*ASSIGNED TASK*: From the entries below, copy out every line with "JSON" in it.

--- GIVEN ENTRIES ---

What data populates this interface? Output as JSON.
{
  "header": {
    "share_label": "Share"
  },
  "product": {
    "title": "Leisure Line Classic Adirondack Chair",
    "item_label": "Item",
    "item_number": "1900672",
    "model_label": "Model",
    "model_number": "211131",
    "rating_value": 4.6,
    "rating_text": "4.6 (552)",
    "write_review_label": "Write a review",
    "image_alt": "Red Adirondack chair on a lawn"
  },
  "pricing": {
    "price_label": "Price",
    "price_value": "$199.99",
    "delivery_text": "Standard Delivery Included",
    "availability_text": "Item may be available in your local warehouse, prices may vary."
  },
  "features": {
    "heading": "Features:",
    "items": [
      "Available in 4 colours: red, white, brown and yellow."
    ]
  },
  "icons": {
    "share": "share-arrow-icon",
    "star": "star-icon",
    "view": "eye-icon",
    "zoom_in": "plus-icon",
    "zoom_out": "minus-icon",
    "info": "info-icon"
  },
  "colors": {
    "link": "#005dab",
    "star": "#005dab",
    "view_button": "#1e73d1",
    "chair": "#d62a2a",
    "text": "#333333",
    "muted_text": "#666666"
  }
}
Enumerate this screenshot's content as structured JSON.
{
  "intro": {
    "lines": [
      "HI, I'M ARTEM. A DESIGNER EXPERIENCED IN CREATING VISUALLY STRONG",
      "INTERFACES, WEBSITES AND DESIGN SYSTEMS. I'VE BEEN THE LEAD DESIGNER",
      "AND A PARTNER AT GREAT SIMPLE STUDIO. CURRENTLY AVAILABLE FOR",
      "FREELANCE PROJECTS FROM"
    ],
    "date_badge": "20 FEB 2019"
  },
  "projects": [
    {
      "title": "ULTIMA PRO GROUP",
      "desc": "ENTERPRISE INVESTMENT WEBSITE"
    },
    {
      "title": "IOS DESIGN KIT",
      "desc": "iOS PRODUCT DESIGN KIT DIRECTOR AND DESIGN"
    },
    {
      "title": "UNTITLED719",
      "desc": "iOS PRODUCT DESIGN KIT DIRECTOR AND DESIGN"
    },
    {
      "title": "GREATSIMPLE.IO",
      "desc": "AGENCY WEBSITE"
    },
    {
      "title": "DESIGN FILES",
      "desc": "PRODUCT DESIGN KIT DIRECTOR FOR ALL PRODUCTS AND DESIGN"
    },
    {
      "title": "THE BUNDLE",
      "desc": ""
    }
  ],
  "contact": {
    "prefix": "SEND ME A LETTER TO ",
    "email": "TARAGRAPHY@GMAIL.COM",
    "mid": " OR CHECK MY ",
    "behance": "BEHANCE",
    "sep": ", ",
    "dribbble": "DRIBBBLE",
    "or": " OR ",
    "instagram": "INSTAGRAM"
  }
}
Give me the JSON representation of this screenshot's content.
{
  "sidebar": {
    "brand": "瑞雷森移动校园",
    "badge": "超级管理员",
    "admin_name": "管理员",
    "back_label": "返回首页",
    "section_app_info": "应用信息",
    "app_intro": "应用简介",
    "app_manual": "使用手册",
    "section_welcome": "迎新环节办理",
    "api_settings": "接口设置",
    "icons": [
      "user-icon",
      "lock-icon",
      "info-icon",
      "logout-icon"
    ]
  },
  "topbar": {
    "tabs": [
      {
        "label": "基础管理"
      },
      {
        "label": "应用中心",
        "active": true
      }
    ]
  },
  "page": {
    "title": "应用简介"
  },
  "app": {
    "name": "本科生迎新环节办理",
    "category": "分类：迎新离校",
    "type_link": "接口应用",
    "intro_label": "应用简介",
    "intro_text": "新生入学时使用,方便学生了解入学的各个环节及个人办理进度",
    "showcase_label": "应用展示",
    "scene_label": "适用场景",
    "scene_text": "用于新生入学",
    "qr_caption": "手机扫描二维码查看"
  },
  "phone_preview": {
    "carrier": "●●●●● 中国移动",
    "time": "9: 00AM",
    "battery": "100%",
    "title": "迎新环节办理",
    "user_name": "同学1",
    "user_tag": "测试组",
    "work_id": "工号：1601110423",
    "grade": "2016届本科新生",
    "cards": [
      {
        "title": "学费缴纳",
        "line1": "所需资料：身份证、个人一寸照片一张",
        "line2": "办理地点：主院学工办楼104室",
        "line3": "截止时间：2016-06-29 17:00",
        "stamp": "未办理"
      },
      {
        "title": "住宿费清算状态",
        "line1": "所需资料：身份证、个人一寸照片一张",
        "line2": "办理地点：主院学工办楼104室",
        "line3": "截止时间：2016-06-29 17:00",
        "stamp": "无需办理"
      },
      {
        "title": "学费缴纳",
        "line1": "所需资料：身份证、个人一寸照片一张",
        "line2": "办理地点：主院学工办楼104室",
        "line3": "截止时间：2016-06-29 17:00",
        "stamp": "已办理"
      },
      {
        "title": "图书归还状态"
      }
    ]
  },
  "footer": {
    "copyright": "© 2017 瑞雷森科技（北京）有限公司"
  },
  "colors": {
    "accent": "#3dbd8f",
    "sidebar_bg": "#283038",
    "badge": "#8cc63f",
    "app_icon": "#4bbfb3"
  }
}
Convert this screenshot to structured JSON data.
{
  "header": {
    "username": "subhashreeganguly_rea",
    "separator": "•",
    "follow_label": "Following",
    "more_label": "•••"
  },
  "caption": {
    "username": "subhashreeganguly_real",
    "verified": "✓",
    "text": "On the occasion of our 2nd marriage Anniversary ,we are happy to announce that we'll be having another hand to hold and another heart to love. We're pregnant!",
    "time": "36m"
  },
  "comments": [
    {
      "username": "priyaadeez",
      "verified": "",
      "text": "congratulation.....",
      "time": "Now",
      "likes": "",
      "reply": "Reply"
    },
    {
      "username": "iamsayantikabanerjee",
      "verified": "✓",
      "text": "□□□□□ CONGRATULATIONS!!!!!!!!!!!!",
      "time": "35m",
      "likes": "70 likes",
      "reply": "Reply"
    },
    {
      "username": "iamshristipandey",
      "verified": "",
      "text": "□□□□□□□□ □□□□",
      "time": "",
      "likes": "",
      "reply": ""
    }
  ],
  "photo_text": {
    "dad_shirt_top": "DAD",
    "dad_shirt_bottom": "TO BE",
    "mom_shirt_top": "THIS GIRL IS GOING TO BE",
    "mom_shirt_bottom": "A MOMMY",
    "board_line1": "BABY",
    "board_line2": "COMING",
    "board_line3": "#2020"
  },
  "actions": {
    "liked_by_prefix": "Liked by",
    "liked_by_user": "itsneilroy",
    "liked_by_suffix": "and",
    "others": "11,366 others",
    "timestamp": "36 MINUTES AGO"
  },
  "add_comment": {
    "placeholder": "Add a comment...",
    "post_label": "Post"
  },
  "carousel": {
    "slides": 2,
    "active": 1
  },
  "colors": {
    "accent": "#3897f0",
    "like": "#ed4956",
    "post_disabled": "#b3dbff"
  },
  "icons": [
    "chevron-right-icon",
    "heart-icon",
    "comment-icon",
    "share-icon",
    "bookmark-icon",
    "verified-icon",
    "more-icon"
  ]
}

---

*SOLUTION TO THIS EXERCISE*:
What data populates this interface? Output as JSON.
Enumerate this screenshot's content as structured JSON.
Give me the JSON representation of this screenshot's content.
Convert this screenshot to structured JSON data.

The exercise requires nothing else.